Your instructions :: Please reproduce the entries in full. Keep every character the same.

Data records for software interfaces
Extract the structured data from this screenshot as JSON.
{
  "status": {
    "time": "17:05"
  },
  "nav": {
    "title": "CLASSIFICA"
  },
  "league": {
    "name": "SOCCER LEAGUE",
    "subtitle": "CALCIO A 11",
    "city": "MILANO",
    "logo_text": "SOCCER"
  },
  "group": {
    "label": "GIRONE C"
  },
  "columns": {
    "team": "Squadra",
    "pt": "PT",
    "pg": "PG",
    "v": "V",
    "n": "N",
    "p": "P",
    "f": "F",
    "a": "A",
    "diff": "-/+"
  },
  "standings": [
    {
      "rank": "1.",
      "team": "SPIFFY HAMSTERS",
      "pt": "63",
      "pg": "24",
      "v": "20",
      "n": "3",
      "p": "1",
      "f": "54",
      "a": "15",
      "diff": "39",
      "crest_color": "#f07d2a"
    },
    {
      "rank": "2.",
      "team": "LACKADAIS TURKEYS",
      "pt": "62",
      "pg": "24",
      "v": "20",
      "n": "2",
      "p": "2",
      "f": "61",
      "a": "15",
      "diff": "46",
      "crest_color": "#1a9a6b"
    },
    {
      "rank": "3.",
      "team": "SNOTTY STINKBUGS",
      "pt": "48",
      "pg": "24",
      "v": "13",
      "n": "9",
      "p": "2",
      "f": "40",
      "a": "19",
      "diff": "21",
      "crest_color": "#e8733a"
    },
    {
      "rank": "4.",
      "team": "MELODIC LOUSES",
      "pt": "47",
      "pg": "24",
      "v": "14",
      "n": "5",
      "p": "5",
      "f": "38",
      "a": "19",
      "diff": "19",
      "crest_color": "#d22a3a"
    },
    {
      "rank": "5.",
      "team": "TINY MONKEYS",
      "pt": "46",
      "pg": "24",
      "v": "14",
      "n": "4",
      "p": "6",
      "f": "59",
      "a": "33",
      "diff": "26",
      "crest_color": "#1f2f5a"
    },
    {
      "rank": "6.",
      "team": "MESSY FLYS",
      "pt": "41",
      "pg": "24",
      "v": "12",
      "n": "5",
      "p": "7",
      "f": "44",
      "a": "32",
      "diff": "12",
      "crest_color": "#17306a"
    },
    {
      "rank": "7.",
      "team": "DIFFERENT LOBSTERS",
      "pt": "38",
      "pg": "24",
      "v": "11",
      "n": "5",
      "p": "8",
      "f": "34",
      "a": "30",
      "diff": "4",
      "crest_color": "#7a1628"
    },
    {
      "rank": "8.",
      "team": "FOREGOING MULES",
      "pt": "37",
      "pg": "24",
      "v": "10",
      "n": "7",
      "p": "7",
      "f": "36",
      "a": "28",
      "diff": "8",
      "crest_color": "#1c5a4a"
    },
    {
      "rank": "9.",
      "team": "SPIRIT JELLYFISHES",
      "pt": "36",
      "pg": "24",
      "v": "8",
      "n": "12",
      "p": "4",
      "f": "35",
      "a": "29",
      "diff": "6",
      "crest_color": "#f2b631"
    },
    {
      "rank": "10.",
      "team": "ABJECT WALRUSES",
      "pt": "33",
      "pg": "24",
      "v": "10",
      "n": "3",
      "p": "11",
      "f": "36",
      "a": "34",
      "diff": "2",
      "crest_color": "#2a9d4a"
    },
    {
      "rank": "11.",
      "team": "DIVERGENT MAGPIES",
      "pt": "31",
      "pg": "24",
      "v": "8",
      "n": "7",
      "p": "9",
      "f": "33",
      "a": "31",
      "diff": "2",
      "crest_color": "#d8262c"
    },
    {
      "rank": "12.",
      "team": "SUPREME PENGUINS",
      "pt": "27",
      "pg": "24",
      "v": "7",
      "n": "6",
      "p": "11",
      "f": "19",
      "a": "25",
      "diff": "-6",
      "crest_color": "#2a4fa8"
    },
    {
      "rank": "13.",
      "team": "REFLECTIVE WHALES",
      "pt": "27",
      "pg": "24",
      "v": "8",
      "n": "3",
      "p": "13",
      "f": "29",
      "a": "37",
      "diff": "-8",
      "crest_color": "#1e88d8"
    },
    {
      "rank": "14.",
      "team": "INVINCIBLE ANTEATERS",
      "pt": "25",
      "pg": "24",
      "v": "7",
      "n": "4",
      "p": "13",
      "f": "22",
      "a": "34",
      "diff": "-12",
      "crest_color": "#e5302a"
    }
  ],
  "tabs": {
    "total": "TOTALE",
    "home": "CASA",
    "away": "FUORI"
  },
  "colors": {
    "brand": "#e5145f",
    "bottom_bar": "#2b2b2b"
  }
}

Answer to this task ::
Extract the structured data from this screenshot as JSON.
{
  "status": {
    "time": "17:05"
  },
  "nav": {
    "title": "CLASSIFICA"
  },
  "league": {
    "name": "SOCCER LEAGUE",
    "subtitle": "CALCIO A 11",
    "city": "MILANO",
    "logo_text": "SOCCER"
  },
  "group": {
    "label": "GIRONE C"
  },
  "columns": {
    "team": "Squadra",
    "pt": "PT",
    "pg": "PG",
    "v": "V",
    "n": "N",
    "p": "P",
    "f": "F",
    "a": "A",
    "diff": "-/+"
  },
  "standings": [
    {
      "rank": "1.",
      "team": "SPIFFY HAMSTERS",
      "pt": "63",
      "pg": "24",
      "v": "20",
      "n": "3",
      "p": "1",
      "f": "54",
      "a": "15",
      "diff": "39",
      "crest_color": "#f07d2a"
    },
    {
      "rank": "2.",
      "team": "LACKADAIS TURKEYS",
      "pt": "62",
      "pg": "24",
      "v": "20",
      "n": "2",
      "p": "2",
      "f": "61",
      "a": "15",
      "diff": "46",
      "crest_color": "#1a9a6b"
    },
    {
      "rank": "3.",
      "team": "SNOTTY STINKBUGS",
      "pt": "48",
      "pg": "24",
      "v": "13",
      "n": "9",
      "p": "2",
      "f": "40",
      "a": "19",
      "diff": "21",
      "crest_color": "#e8733a"
    },
    {
      "rank": "4.",
      "team": "MELODIC LOUSES",
      "pt": "47",
      "pg": "24",
      "v": "14",
      "n": "5",
      "p": "5",
      "f": "38",
      "a": "19",
      "diff": "19",
      "crest_color": "#d22a3a"
    },
    {
      "rank": "5.",
      "team": "TINY MONKEYS",
      "pt": "46",
      "pg": "24",
      "v": "14",
      "n": "4",
      "p": "6",
      "f": "59",
      "a": "33",
      "diff": "26",
      "crest_color": "#1f2f5a"
    },
    {
      "rank": "6.",
      "team": "MESSY FLYS",
      "pt": "41",
      "pg": "24",
      "v": "12",
      "n": "5",
      "p": "7",
      "f": "44",
      "a": "32",
      "diff": "12",
      "crest_color": "#17306a"
    },
    {
      "rank": "7.",
      "team": "DIFFERENT LOBSTERS",
      "pt": "38",
      "pg": "24",
      "v": "11",
      "n": "5",
      "p": "8",
      "f": "34",
      "a": "30",
      "diff": "4",
      "crest_color": "#7a1628"
    },
    {
      "rank": "8.",
      "team": "FOREGOING MULES",
      "pt": "37",
      "pg": "24",
      "v": "10",
      "n": "7",
      "p": "7",
      "f": "36",
      "a": "28",
      "diff": "8",
      "crest_color": "#1c5a4a"
    },
    {
      "rank": "9.",
      "team": "SPIRIT JELLYFISHES",
      "pt": "36",
      "pg": "24",
      "v": "8",
      "n": "12",
      "p": "4",
      "f": "35",
      "a": "29",
      "diff": "6",
      "crest_color": "#f2b631"
    },
    {
      "rank": "10.",
      "team": "ABJECT WALRUSES",
      "pt": "33",
      "pg": "24",
      "v": "10",
      "n": "3",
      "p": "11",
      "f": "36",
      "a": "34",
      "diff": "2",
      "crest_color": "#2a9d4a"
    },
    {
      "rank": "11.",
      "team": "DIVERGENT MAGPIES",
      "pt": "31",
      "pg": "24",
      "v": "8",
      "n": "7",
      "p": "9",
      "f": "33",
      "a": "31",
      "diff": "2",
      "crest_color": "#d8262c"
    },
    {
      "rank": "12.",
      "team": "SUPREME PENGUINS",
      "pt": "27",
      "pg": "24",
      "v": "7",
      "n": "6",
      "p": "11",
      "f": "19",
      "a": "25",
      "diff": "-6",
      "crest_color": "#2a4fa8"
    },
    {
      "rank": "13.",
      "team": "REFLECTIVE WHALES",
      "pt": "27",
      "pg": "24",
      "v": "8",
      "n": "3",
      "p": "13",
      "f": "29",
      "a": "37",
      "diff": "-8",
      "crest_color": "#1e88d8"
    },
    {
      "rank": "14.",
      "team": "INVINCIBLE ANTEATERS",
      "pt": "25",
      "pg": "24",
      "v": "7",
      "n": "4",
      "p": "13",
      "f": "22",
      "a": "34",
      "diff": "-12",
      "crest_color": "#e5302a"
    }
  ],
  "tabs": {
    "total": "TOTALE",
    "home": "CASA",
    "away": "FUORI"
  },
  "colors": {
    "brand": "#e5145f",
    "bottom_bar": "#2b2b2b"
  }
}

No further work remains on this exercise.